## What you should do
Each line that contains the word "this" is to be copied from the records below.

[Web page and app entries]
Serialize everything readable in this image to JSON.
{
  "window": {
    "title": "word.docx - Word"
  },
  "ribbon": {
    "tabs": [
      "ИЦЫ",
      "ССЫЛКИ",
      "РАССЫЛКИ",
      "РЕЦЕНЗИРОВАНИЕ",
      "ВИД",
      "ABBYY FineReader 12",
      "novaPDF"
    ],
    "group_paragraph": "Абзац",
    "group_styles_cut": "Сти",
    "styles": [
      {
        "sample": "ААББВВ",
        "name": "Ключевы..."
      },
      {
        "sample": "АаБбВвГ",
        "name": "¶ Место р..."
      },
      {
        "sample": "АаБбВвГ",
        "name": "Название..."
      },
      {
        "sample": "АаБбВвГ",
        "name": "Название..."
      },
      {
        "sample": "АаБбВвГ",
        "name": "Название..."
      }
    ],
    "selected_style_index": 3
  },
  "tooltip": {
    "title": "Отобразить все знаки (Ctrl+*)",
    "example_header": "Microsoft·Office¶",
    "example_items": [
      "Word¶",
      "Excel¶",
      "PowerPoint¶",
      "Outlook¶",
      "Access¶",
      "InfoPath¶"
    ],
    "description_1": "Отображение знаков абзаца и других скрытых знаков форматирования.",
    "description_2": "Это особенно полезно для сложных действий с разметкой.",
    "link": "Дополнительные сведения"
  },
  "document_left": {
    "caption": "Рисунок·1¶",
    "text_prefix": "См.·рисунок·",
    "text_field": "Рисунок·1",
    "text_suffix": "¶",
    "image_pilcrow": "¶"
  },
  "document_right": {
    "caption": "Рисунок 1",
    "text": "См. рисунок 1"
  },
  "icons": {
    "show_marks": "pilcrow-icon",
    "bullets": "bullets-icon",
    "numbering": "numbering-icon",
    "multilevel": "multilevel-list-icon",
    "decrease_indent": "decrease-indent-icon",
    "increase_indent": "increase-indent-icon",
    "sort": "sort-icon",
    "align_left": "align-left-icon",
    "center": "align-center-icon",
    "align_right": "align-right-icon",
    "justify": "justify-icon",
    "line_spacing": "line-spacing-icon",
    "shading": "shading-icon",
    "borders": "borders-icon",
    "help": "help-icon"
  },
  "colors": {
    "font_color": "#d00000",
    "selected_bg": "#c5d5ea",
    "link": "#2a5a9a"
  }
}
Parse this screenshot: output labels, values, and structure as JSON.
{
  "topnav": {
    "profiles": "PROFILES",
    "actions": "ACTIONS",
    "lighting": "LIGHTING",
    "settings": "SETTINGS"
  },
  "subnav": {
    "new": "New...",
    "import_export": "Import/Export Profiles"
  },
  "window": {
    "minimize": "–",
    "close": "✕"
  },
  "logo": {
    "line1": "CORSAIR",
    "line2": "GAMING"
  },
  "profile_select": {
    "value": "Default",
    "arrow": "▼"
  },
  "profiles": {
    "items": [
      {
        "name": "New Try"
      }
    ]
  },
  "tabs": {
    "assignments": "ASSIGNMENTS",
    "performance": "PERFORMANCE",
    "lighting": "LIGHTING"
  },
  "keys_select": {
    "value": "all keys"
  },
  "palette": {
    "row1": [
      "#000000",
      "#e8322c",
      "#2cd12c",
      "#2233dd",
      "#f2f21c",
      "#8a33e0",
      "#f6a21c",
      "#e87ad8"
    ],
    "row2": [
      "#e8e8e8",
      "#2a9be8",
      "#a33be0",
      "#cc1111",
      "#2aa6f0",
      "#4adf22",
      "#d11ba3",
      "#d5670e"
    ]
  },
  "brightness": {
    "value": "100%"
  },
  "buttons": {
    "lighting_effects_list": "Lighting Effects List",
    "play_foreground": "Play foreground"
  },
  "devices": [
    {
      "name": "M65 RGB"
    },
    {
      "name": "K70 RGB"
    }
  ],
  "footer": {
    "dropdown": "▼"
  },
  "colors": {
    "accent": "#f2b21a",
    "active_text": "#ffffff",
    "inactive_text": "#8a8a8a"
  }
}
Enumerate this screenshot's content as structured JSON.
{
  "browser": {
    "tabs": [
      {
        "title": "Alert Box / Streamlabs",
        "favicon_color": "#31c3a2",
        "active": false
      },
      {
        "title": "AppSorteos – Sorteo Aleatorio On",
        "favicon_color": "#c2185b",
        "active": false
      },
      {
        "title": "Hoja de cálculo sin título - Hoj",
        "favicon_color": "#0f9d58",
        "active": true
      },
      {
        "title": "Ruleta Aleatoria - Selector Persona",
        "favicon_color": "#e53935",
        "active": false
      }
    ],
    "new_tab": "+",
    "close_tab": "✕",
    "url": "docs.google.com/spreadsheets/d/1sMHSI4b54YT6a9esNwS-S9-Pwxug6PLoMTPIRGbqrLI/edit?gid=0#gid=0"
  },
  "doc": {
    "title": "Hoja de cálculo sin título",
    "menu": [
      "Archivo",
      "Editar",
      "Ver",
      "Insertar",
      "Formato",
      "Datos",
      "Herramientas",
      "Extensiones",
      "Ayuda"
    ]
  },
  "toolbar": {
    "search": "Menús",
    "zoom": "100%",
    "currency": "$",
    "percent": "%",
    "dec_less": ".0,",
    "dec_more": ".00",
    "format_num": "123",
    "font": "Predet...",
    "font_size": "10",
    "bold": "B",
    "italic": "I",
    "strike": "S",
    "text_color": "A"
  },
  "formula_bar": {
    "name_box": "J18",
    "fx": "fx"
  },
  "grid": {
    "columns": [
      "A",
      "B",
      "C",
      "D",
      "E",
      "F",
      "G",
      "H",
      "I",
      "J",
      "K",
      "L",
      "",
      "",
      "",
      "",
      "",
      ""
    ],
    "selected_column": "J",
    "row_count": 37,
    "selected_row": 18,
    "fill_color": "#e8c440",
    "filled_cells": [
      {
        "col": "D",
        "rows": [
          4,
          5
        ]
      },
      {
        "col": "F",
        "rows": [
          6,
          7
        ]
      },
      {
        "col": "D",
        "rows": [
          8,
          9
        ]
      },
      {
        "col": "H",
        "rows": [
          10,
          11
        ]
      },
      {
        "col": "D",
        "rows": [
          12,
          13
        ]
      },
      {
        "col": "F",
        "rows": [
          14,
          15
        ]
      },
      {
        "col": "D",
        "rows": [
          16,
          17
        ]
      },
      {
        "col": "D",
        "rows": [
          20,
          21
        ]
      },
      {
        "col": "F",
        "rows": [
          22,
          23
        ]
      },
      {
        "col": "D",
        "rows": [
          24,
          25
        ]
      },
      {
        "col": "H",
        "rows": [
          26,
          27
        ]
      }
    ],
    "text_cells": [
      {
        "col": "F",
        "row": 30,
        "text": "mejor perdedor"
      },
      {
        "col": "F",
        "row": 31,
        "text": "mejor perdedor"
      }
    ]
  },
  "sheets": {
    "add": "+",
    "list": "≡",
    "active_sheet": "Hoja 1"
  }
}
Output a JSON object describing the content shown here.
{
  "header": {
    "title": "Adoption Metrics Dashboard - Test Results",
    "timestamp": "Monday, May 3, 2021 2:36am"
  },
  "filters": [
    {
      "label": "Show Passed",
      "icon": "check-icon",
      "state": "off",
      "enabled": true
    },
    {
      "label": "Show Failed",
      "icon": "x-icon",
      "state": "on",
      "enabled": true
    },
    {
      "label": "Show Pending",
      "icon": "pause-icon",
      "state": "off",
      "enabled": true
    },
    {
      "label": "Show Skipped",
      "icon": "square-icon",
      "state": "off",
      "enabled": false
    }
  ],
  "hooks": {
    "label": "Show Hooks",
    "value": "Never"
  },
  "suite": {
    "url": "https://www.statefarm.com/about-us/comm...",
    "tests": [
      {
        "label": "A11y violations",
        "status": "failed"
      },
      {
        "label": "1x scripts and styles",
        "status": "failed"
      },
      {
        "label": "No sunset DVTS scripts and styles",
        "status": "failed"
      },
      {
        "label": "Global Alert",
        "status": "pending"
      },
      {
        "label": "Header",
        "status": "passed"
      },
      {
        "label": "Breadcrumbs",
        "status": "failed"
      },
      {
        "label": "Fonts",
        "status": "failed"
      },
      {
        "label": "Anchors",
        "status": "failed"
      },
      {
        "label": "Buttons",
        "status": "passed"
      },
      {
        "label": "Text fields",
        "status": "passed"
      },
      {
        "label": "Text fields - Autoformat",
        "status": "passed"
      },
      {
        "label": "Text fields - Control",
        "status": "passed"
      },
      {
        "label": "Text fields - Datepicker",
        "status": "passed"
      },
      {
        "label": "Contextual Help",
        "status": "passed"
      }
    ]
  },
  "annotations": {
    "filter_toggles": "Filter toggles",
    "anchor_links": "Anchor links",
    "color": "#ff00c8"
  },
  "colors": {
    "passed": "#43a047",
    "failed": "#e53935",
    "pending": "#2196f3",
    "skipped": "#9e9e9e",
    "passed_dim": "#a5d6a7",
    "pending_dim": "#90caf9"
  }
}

## Task response
Serialize everything readable in this image to JSON.
Parse this screenshot: output labels, values, and structure as JSON.
Enumerate this screenshot's content as structured JSON.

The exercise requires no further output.